[Problem requirements] Once you find a line containing the word "author" in the entries below, copy it.

[Source records]
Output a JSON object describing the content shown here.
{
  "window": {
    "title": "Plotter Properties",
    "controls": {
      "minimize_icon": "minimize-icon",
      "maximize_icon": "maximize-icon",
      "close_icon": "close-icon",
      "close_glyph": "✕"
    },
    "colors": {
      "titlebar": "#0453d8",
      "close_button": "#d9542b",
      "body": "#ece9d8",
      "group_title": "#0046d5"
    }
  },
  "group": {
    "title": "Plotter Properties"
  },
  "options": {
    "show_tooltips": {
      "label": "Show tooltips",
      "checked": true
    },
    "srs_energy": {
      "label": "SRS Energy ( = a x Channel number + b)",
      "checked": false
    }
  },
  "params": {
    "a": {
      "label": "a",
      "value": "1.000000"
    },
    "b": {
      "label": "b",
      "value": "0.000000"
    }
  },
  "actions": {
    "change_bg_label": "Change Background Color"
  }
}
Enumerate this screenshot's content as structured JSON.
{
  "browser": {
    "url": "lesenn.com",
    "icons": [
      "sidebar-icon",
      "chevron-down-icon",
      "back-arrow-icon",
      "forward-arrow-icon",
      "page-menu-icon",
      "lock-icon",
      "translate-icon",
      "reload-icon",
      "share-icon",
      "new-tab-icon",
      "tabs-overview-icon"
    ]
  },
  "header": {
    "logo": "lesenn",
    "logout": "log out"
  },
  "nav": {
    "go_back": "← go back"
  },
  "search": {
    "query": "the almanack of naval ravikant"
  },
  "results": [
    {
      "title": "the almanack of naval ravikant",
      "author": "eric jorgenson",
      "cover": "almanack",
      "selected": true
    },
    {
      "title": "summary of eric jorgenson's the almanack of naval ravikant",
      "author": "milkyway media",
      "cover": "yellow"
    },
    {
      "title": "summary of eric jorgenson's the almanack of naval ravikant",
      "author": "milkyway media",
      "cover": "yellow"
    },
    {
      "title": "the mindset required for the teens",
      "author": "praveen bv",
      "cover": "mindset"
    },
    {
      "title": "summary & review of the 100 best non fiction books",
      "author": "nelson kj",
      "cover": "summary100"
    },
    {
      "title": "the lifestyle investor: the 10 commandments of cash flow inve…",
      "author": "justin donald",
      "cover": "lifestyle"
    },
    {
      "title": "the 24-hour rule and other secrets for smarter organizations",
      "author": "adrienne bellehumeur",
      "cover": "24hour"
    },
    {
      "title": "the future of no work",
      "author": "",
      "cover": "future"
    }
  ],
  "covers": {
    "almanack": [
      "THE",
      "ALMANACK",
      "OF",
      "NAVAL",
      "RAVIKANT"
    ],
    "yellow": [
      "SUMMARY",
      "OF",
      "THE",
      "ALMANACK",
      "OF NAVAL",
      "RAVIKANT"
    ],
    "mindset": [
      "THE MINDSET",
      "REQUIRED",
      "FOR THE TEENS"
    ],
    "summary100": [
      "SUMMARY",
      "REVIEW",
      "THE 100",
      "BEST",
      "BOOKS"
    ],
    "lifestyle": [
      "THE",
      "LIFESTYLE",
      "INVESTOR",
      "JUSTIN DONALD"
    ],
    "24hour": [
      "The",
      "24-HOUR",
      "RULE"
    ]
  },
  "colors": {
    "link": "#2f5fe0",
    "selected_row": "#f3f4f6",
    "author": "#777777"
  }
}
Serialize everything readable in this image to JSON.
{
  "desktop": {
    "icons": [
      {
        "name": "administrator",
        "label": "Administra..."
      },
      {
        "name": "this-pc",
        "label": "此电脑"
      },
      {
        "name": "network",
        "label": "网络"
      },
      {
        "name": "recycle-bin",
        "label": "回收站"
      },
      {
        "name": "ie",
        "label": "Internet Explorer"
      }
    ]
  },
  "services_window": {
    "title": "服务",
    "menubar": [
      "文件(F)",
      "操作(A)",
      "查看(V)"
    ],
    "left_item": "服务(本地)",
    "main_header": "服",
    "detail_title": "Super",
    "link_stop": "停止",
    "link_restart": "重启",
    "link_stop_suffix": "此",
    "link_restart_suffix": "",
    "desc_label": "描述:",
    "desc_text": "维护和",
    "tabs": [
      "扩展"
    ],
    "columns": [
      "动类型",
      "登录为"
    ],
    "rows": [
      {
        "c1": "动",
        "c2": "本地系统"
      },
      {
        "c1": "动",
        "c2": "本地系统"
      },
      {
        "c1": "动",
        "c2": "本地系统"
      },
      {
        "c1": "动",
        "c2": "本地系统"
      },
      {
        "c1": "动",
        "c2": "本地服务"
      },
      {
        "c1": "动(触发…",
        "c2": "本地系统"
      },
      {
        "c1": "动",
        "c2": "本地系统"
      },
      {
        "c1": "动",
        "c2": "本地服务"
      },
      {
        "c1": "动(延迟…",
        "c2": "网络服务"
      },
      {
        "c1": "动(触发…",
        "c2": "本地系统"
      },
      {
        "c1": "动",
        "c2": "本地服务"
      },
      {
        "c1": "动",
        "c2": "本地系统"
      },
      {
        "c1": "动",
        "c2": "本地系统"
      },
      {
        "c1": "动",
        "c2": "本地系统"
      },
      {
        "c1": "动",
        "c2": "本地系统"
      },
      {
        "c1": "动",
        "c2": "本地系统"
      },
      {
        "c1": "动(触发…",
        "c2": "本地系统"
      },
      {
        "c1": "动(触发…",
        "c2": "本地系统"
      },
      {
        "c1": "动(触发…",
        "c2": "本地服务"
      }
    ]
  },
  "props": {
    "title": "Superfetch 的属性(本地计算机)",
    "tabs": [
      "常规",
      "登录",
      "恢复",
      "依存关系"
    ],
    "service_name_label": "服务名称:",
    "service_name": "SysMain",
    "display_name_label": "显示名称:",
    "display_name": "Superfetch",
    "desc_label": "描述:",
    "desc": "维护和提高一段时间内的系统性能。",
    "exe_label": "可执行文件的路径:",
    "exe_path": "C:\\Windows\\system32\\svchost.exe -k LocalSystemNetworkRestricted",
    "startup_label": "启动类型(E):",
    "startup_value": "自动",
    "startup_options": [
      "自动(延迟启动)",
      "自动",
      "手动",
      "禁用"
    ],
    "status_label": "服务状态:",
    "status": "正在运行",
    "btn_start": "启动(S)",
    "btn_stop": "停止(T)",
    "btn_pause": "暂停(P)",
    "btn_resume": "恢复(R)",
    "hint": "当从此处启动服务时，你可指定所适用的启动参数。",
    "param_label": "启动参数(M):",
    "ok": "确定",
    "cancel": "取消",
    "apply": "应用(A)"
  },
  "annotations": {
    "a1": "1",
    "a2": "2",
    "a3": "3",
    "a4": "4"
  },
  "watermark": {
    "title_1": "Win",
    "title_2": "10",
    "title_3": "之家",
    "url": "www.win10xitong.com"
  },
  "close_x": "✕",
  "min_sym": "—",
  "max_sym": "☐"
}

[Answer section]
      "author": "eric jorgenson",
      "author": "milkyway media",
      "author": "milkyway media",
      "author": "praveen bv",
      "author": "nelson kj",
      "author": "justin donald",
      "author": "adrienne bellehumeur",
      "author": "",
    "author": "#777777"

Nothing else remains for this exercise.